SPIEGEL: What was it like in the days following the [al Qaeda] attacks?
Steiner: Condoleezza Rice was George W. Bush’s security advisor at the time. I actually had quite a good relationship with her. But after Sept. 11, the entire administration positively dug in. We no longer had access to Rice, much less to the president. It wasn’t just our experience, but also that of the French and British as well. Of course that made us enormously worried.
Steiner: Because we thought that the Americans would overreact in response to the initial shock. For the US, it was a shocking experience to be attacked on their own soil.
SPIEGEL: What do you mean, overreact? Were you afraid that Bush would attack Afghanistan with nuclear weapons?
Steiner: The Americans said at the time that all options were on the table. When I visited Condoleezza Rice in the White House a few days later, I realized that it was more than just a figure of speech.

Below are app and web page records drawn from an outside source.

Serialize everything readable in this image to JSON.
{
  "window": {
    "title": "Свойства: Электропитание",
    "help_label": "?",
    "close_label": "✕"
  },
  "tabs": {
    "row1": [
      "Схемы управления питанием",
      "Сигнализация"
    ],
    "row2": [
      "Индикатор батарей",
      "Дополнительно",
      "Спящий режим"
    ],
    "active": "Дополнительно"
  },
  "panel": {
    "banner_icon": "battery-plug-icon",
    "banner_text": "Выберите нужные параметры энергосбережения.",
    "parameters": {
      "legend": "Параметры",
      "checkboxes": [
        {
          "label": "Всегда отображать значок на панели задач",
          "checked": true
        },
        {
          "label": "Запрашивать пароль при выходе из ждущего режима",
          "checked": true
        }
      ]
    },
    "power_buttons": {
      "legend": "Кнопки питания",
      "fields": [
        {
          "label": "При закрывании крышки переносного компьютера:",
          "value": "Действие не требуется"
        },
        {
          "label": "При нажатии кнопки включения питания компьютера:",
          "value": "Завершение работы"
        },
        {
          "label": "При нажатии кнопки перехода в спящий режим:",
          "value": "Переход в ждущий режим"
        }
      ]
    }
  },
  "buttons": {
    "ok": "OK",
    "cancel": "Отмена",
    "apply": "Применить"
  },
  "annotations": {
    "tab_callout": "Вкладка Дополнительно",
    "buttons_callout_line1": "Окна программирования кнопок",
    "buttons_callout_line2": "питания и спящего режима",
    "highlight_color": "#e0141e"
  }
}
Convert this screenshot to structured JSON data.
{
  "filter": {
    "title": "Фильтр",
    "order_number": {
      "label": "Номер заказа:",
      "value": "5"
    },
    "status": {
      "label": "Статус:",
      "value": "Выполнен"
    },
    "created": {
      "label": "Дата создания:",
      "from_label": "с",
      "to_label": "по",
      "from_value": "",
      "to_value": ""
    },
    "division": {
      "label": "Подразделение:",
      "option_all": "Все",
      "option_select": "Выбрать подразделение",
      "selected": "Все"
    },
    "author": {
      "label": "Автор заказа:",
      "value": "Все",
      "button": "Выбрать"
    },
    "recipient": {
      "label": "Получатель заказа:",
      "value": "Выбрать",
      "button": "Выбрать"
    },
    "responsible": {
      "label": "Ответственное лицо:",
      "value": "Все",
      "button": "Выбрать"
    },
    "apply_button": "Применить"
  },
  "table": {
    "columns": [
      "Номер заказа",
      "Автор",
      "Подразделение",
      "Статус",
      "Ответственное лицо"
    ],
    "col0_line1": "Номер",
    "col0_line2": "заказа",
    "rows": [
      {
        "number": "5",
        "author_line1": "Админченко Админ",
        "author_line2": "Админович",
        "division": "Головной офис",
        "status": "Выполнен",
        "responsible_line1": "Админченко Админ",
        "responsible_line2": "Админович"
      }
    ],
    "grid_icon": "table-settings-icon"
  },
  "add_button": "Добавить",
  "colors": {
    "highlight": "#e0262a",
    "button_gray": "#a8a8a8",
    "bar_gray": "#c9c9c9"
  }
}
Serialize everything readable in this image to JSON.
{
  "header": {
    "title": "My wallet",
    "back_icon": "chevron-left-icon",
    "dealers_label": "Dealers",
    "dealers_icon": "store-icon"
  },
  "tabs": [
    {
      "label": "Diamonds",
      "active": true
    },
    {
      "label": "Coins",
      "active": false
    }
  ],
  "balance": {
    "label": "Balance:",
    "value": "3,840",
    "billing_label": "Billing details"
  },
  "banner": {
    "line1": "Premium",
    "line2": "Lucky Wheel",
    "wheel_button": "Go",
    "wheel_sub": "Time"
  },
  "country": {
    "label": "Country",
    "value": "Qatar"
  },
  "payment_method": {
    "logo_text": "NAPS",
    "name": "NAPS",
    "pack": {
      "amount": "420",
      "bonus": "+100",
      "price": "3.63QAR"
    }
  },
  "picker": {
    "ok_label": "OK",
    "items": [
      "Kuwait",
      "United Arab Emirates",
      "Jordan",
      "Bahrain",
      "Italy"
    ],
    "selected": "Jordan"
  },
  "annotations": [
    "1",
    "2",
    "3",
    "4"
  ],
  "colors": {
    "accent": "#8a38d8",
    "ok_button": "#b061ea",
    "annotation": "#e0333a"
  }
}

SPIEGEL: The Americans had developed concrete plans for the use of nuclear weapons in Afghanistan?
Steiner: They really had thought through all scenarios. The papers had been written. [Continue reading…]